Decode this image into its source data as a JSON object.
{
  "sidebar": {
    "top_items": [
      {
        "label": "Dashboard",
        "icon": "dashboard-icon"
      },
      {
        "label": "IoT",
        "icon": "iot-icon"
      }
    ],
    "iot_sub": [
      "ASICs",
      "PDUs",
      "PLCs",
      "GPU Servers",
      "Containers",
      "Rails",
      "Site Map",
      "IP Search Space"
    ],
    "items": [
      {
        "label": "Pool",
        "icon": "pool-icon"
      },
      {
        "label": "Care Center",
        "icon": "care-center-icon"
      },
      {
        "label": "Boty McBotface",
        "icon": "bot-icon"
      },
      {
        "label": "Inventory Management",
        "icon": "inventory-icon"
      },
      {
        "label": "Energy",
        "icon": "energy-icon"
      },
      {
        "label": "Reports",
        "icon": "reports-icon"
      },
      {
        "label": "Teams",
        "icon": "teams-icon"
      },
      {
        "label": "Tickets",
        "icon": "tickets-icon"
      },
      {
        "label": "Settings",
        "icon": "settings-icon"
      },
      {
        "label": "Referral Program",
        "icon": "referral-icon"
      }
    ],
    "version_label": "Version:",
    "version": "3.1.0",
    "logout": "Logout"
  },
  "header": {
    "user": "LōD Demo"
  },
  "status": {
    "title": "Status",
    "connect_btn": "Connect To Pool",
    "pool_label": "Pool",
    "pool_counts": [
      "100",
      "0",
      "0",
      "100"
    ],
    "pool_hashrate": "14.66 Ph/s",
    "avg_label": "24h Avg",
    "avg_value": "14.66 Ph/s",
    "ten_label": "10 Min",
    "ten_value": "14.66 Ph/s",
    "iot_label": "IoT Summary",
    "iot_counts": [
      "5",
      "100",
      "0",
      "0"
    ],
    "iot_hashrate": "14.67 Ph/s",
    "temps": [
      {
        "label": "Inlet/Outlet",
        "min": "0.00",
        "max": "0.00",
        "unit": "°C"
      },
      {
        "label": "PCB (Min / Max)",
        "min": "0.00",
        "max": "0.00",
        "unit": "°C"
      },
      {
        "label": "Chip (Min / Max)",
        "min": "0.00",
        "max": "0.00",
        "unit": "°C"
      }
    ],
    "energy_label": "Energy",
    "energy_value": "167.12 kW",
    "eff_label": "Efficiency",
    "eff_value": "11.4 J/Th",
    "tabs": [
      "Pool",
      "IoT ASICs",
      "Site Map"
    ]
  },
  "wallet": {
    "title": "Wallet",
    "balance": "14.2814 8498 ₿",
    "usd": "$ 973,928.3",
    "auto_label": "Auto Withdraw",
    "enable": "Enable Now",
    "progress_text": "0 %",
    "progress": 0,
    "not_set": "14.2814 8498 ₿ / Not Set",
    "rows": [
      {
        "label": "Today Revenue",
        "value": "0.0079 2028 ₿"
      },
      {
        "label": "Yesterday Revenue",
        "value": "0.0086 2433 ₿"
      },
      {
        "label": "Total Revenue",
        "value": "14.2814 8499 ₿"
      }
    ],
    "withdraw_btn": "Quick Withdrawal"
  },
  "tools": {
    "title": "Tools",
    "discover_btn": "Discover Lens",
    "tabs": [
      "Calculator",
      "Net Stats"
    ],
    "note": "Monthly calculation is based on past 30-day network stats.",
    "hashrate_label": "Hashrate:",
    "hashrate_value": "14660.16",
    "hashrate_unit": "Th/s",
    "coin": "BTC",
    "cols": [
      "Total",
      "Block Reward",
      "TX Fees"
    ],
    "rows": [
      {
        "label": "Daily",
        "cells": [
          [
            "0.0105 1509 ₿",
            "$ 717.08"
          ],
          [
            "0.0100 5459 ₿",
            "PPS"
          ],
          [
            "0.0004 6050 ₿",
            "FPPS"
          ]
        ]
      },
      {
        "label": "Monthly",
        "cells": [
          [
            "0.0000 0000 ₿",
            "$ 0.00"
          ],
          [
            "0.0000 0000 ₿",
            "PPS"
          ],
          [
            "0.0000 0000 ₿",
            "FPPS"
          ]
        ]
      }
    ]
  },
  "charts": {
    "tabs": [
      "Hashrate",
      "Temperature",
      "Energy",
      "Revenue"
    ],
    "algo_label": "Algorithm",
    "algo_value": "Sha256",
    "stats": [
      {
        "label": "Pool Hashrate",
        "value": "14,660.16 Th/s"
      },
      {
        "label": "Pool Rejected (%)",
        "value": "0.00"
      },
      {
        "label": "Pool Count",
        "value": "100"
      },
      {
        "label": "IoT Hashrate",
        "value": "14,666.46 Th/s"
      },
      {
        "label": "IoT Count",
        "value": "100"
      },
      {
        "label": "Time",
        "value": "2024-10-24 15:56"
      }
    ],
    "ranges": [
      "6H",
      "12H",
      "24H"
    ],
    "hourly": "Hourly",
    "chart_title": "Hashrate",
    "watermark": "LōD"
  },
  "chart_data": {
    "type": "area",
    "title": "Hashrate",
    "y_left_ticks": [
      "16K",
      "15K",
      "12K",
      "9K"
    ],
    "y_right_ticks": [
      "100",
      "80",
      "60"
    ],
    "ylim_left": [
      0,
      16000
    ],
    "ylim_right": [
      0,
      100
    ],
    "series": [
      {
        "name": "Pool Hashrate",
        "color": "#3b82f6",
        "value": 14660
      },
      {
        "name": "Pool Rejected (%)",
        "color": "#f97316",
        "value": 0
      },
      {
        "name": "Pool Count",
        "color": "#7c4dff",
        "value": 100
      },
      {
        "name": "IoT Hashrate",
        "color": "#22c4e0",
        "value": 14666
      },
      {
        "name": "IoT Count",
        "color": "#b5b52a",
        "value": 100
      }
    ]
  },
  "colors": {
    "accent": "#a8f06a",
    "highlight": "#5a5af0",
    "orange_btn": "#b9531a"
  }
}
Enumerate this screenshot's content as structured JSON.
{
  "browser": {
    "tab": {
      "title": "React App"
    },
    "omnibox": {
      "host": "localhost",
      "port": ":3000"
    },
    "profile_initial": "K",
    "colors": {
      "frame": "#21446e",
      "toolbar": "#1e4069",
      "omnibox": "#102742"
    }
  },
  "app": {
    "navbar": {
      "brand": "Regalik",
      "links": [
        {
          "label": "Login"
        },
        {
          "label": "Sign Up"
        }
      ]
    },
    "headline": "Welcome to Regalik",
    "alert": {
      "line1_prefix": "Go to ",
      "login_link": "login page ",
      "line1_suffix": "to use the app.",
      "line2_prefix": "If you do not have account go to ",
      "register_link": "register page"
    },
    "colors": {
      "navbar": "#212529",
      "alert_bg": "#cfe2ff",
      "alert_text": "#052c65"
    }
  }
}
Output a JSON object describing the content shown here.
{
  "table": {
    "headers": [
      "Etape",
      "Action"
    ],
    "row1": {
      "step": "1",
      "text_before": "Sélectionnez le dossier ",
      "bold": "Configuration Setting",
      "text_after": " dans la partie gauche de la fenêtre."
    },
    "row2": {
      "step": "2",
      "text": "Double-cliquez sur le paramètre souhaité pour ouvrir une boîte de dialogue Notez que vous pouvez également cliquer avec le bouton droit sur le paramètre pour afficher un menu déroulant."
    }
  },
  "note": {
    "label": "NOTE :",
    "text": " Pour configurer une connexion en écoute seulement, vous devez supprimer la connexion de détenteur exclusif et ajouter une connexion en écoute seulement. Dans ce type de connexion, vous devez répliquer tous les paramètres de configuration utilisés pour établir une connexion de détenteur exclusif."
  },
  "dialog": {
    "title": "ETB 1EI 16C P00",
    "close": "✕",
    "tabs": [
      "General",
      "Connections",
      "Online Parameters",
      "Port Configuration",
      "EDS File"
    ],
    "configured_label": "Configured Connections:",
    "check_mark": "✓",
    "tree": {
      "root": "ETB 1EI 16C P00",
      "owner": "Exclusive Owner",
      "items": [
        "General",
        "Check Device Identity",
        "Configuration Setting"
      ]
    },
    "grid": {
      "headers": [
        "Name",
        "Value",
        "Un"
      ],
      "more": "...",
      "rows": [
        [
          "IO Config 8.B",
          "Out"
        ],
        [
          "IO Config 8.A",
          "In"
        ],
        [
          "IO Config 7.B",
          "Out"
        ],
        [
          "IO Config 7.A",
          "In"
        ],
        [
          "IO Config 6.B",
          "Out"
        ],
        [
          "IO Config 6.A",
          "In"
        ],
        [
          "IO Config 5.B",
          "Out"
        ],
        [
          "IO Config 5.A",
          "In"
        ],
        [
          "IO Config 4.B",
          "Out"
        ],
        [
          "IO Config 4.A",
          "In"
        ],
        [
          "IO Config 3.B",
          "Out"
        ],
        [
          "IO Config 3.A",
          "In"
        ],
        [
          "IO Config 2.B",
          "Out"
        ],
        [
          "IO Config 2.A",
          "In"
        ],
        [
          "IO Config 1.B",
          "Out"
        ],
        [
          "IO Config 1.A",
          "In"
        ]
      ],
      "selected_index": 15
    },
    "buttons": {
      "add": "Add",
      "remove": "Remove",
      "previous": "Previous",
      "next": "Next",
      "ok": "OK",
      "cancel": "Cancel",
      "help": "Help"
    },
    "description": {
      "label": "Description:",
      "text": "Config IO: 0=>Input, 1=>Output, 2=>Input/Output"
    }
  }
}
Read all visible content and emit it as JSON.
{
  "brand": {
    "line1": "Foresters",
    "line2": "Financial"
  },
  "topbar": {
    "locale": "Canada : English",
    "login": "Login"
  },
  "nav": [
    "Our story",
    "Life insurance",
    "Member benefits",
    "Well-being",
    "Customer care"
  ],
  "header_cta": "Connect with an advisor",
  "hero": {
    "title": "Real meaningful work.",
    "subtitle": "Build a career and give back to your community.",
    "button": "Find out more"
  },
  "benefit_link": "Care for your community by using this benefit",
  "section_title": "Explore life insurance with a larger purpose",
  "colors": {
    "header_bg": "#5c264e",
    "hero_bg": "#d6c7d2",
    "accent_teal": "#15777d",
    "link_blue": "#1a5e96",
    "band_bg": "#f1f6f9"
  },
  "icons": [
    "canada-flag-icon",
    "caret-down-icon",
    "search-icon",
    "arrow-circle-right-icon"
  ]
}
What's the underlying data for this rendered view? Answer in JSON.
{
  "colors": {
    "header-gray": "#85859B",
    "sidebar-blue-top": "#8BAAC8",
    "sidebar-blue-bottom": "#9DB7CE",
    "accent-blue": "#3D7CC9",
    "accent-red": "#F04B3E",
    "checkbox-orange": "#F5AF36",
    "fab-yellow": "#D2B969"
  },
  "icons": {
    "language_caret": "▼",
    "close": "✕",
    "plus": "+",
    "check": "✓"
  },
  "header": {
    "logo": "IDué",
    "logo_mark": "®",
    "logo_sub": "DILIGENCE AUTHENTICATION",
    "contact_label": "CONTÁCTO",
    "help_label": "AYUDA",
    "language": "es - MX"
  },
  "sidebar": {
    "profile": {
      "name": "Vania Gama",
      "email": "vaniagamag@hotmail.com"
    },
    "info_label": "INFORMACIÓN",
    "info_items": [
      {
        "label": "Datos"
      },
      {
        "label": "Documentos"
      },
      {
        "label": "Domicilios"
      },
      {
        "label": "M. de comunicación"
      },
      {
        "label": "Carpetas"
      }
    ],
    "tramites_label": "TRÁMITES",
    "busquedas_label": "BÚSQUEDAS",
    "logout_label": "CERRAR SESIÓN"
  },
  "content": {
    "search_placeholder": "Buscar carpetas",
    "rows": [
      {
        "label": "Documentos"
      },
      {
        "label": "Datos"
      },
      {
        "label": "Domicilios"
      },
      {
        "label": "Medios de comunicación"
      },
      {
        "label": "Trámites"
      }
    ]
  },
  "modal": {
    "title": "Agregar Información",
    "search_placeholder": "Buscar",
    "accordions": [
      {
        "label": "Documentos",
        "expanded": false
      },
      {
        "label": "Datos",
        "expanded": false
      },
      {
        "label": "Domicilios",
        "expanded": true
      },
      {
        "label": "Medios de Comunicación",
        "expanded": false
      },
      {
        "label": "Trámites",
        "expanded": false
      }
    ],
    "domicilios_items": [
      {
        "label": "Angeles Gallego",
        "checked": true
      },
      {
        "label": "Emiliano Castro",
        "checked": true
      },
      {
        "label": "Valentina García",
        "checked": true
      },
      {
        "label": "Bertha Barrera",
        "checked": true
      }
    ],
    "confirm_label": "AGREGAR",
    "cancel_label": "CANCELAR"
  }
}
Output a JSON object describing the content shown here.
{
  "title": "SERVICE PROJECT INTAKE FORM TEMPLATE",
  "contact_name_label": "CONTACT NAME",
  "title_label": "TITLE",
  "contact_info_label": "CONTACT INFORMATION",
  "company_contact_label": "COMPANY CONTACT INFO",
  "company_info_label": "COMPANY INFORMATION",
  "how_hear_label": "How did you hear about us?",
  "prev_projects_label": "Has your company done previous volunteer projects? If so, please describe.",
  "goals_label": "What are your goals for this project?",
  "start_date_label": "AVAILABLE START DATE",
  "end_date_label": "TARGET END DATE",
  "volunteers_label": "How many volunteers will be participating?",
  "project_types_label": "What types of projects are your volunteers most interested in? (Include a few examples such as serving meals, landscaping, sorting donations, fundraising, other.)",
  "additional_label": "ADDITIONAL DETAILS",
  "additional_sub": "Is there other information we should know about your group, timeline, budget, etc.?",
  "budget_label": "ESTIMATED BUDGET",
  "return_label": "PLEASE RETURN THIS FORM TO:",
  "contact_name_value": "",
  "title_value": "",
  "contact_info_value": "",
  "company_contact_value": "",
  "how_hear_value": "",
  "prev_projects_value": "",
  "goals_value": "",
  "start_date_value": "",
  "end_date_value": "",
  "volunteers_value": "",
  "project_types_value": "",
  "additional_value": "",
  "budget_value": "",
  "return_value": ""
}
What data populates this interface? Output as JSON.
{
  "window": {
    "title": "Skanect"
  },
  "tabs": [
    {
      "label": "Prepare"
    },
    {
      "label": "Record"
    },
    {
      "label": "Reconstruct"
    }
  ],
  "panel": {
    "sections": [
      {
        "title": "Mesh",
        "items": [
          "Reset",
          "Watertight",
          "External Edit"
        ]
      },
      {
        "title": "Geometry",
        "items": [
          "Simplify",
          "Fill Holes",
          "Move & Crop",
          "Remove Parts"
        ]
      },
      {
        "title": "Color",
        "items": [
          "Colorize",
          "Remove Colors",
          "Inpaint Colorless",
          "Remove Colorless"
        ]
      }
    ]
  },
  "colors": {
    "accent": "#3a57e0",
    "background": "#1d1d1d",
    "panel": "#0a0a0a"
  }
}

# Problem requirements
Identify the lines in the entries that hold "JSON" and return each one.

# Task response
Decode this image into its source data as a JSON object.
Enumerate this screenshot's content as structured JSON.
Output a JSON object describing the content shown here.
Read all visible content and emit it as JSON.
What's the underlying data for this rendered view? Answer in JSON.
Output a JSON object describing the content shown here.
What data populates this interface? Output as JSON.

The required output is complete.